#### Work instruction:
The answer must consist of every line below that contains the word "icon".

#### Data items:
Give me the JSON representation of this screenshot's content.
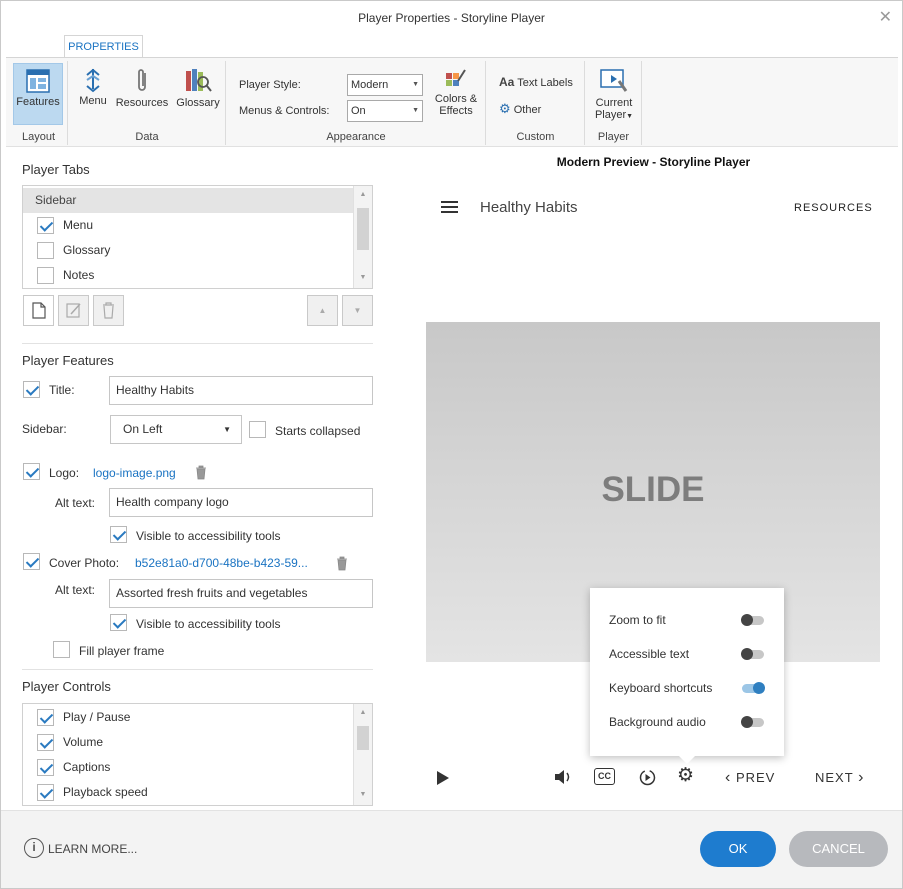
{
  "window": {
    "title": "Player Properties - Storyline Player"
  },
  "ribbon": {
    "tab": "PROPERTIES",
    "layout": {
      "features": "Features",
      "group": "Layout"
    },
    "data": {
      "menu": "Menu",
      "resources": "Resources",
      "glossary": "Glossary",
      "group": "Data"
    },
    "appearance": {
      "player_style_label": "Player Style:",
      "player_style_value": "Modern",
      "menus_controls_label": "Menus & Controls:",
      "menus_controls_value": "On",
      "colors_effects_line1": "Colors &",
      "colors_effects_line2": "Effects",
      "group": "Appearance"
    },
    "custom": {
      "text_labels_prefix": "Aa",
      "text_labels": "Text Labels",
      "other": "Other",
      "group": "Custom"
    },
    "player": {
      "current_line1": "Current",
      "current_line2": "Player",
      "group": "Player"
    }
  },
  "player_tabs": {
    "title": "Player Tabs",
    "header": "Sidebar",
    "items": [
      {
        "label": "Menu",
        "checked": true
      },
      {
        "label": "Glossary",
        "checked": false
      },
      {
        "label": "Notes",
        "checked": false
      }
    ]
  },
  "player_features": {
    "title": "Player Features",
    "title_label": "Title:",
    "title_value": "Healthy Habits",
    "sidebar_label": "Sidebar:",
    "sidebar_value": "On Left",
    "starts_collapsed": "Starts collapsed",
    "logo_label": "Logo:",
    "logo_file": "logo-image.png",
    "logo_alt_label": "Alt text:",
    "logo_alt_value": "Health company logo",
    "visible_a11y": "Visible to accessibility tools",
    "cover_label": "Cover Photo:",
    "cover_file": "b52e81a0-d700-48be-b423-59...",
    "cover_alt_label": "Alt text:",
    "cover_alt_value": "Assorted fresh fruits and vegetables",
    "fill_frame": "Fill player frame"
  },
  "player_controls": {
    "title": "Player Controls",
    "items": [
      {
        "label": "Play / Pause",
        "checked": true
      },
      {
        "label": "Volume",
        "checked": true
      },
      {
        "label": "Captions",
        "checked": true
      },
      {
        "label": "Playback speed",
        "checked": true
      }
    ]
  },
  "preview": {
    "title": "Modern Preview - Storyline Player",
    "course_title": "Healthy Habits",
    "resources": "RESOURCES",
    "slide": "SLIDE",
    "settings": [
      {
        "label": "Zoom to fit",
        "on": false
      },
      {
        "label": "Accessible text",
        "on": false
      },
      {
        "label": "Keyboard shortcuts",
        "on": true
      },
      {
        "label": "Background audio",
        "on": false
      }
    ],
    "prev": "PREV",
    "next": "NEXT",
    "cc": "CC"
  },
  "footer": {
    "learn_more": "LEARN MORE...",
    "ok": "OK",
    "cancel": "CANCEL"
  },
  "colors": {
    "accent": "#1e7ccf",
    "ribbon_active": "#bcd9f0"
  }
}
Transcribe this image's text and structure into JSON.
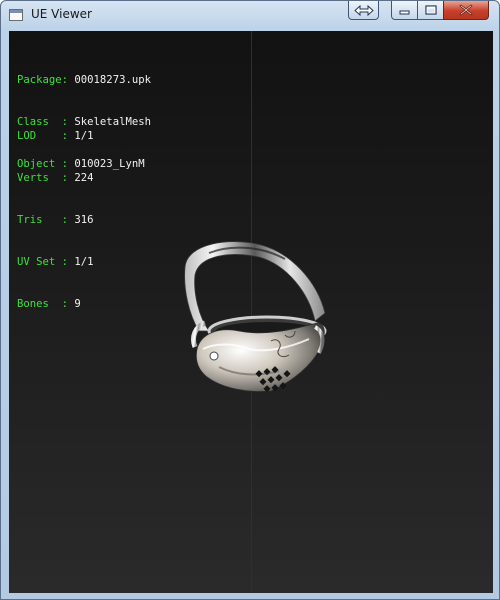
{
  "window": {
    "title": "UE Viewer",
    "icon": "app-window-icon",
    "buttons": {
      "restore": "double-arrow-icon",
      "minimize": "minimize-icon",
      "maximize": "maximize-icon",
      "close": "close-icon"
    }
  },
  "info": {
    "package": {
      "key": "Package:",
      "value": "00018273.upk"
    },
    "class": {
      "key": "Class  :",
      "value": "SkeletalMesh"
    },
    "object": {
      "key": "Object :",
      "value": "010023_LynM"
    },
    "lod": {
      "key": "LOD    :",
      "value": "1/1"
    },
    "verts": {
      "key": "Verts  :",
      "value": "224"
    },
    "tris": {
      "key": "Tris   :",
      "value": "316"
    },
    "uvset": {
      "key": "UV Set :",
      "value": "1/1"
    },
    "bones": {
      "key": "Bones  :",
      "value": "9"
    }
  },
  "colors": {
    "label": "#3ee03e",
    "value": "#f2f2f2",
    "axis": "#1d1db8",
    "background_top": "#121212",
    "background_bottom": "#2a2a2a"
  }
}
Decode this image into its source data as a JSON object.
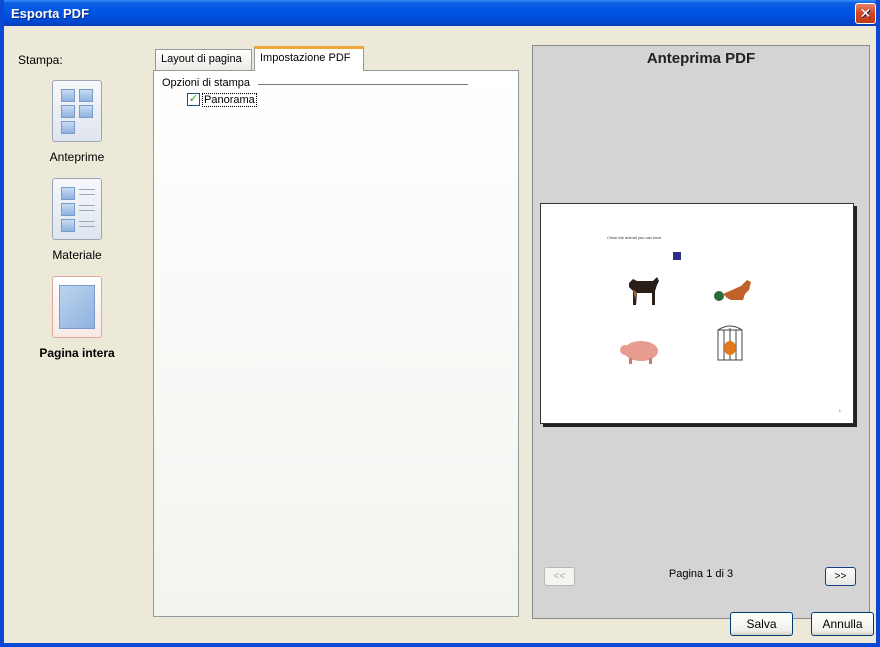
{
  "window": {
    "title": "Esporta PDF"
  },
  "sidebar": {
    "heading": "Stampa:",
    "options": [
      {
        "label": "Anteprime",
        "icon": "thumbnails-icon"
      },
      {
        "label": "Materiale",
        "icon": "handouts-icon"
      },
      {
        "label": "Pagina intera",
        "icon": "full-page-icon",
        "selected": true
      }
    ]
  },
  "tabs": [
    {
      "label": "Layout di pagina"
    },
    {
      "label": "Impostazione PDF",
      "active": true
    }
  ],
  "print_options": {
    "group_title": "Opzioni di stampa",
    "panorama": {
      "label": "Panorama",
      "checked": true
    }
  },
  "preview": {
    "title": "Anteprima PDF",
    "page_text": "Circle the animal you can hear",
    "page_number": "1",
    "prev_label": "<<",
    "next_label": ">>",
    "pagination": "Pagina 1 di 3"
  },
  "buttons": {
    "save": "Salva",
    "cancel": "Annulla"
  },
  "colors": {
    "titlebar": "#0054e3",
    "tab_accent": "#f2a53a",
    "check": "#21a121"
  }
}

#### Written answer:
    "icon": "app-window-icon",
      "restore": "double-arrow-icon",
      "minimize": "minimize-icon",
      "maximize": "maximize-icon",
      "close": "close-icon"
        "icon": "thumbnails-icon"
        "icon": "handouts-icon"
        "icon": "full-page-icon",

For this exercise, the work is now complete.